Democrats were frustrated by those amendments, and also were upset that several of their own amendments didn’t receive votes. Rep. Peter DeFazio, the top Democrat on the transportation committee, criticized the fact that there was no vote on an amendment he proposed that would have indexed the gasoline tax for inflation, which would have led to a minor increase in gas prices. The gas tax has long been a user fee to pay for infrastructure spending, but it hasn’t been raised in two decades.
DeFazio also complained that the bill likely didn’t have adequate funding for three years, let alone the full six, and shouted on the House floor Wednesday, “Why can’t we have a simple vote on revenue?”
Minority Whip Steny Hoyer, expressing frustration with the Export-Import amendments and the rule outlining debate, said, “You can have a zillion amendments and if they’re all awful, it won’t be a good rule.”
Woodall countered those Democratic arguments, noting that though the rule governing debate didn’t include every amendment and every voice, it was a vast improvement over the past process.
“If folks don’t think we’ve gone far enough today, fair enough, let’s talk about it again tomorrow,” the Georgia Republican said. “But I challenge you to tell me that we did it better yesterday."
Despite those disputes, however, the measure moved forward. Many conservative members of the House Freedom Caucus, the group that helped push former Speaker John Boehner out the door last month, opposed to the bill because of Ex-Im, but applauded Ryan’s commitment to allowing an open floor debate.
“The process is certainly open and I think it’s great,” said Rep. Mick Mulvaney. “The attitude, by the way, from leadership has been fantastic.”

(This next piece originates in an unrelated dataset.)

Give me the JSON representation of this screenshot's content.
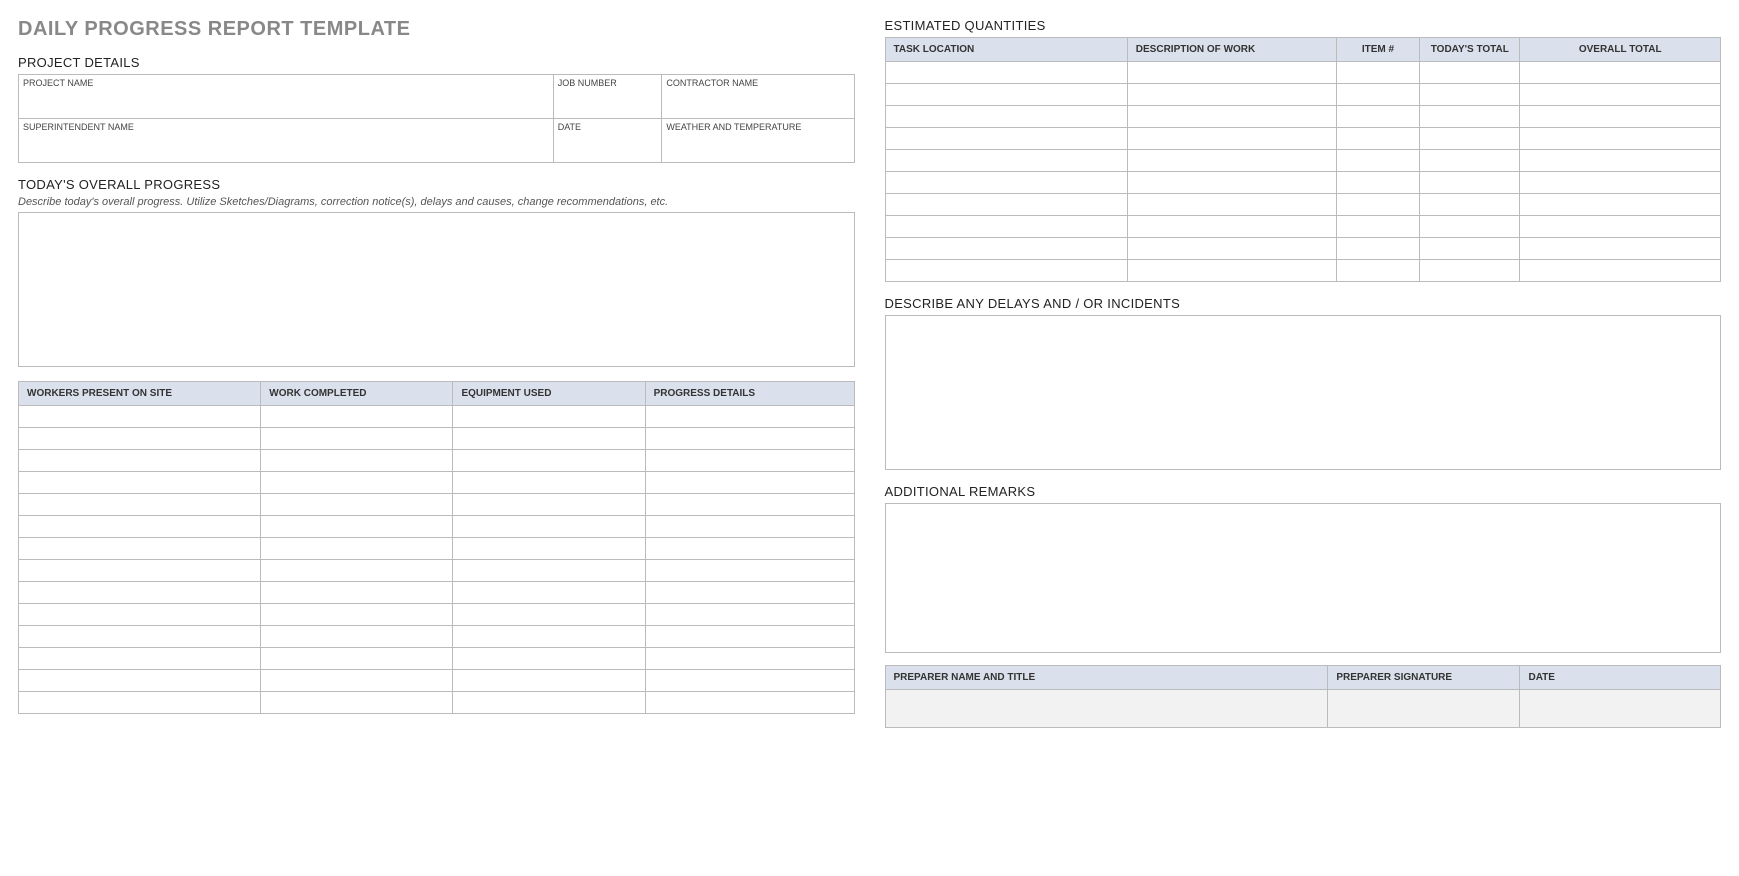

Beyond the highway bill, Ryan began to overhaul the way the House does business in other ways during his first week. Thursday morning, Republicans met for a strategy session on how to proceed with spending bills and funding the government following the budget agreement reached last month and ahead of a Dec. 11 deadline. Ryan, in his press conference, noted that not only was the process on government funding starting well over a month before the deadline, but he was also actively seeking input from the rank-and-file members.
“Normally, we wouldn't be talking about this yet. It's November. I'm sure someone, somewhere would be writing a bill, but only when the deadline approaches would anyone actually see the legislation,” Ryan said. He added that Appropriations Committee Chairman Hal Rogers will hold sessions with members to allow them to review each spending bill and give their input.
“We've never done this before, but that's how we should work,” Ryan added. “From now on, that's how we will work.”
The strategy, both to seek the input of lawmakers and to avoid running up against deadlines, was part of what many members, particularly conservatives, sought in the recent leadership shuffle following Boehner’s resignation, and Ryan’s commitment to it so far has their support.
Rep. Raul Labrador said one week in is far too early to judge the progress of Ryan’s speakership, but added he is pleased with the early work on the budget process.
“That’s excellent, that’s fantastic and I think he’s going to do that every week,” the Idaho Republican said. “We’re all hopeful and optimistic right now, but I don’t think we can actually judge anything yet."
Minority Leader Nancy Pelsoi echoed Labrador’s point that one week is not long enough to evaluate Ryan because of the adjustments and changes that come with taking the speaker’s gavel, from dealing with staff turnover and new priorities to assuming the post in the middle of a legislative session.
"The first week is not the time to judge a speaker," Pelosi said. "Just getting through the week is an accomplishment, with all the things that barrage a speaker and his time."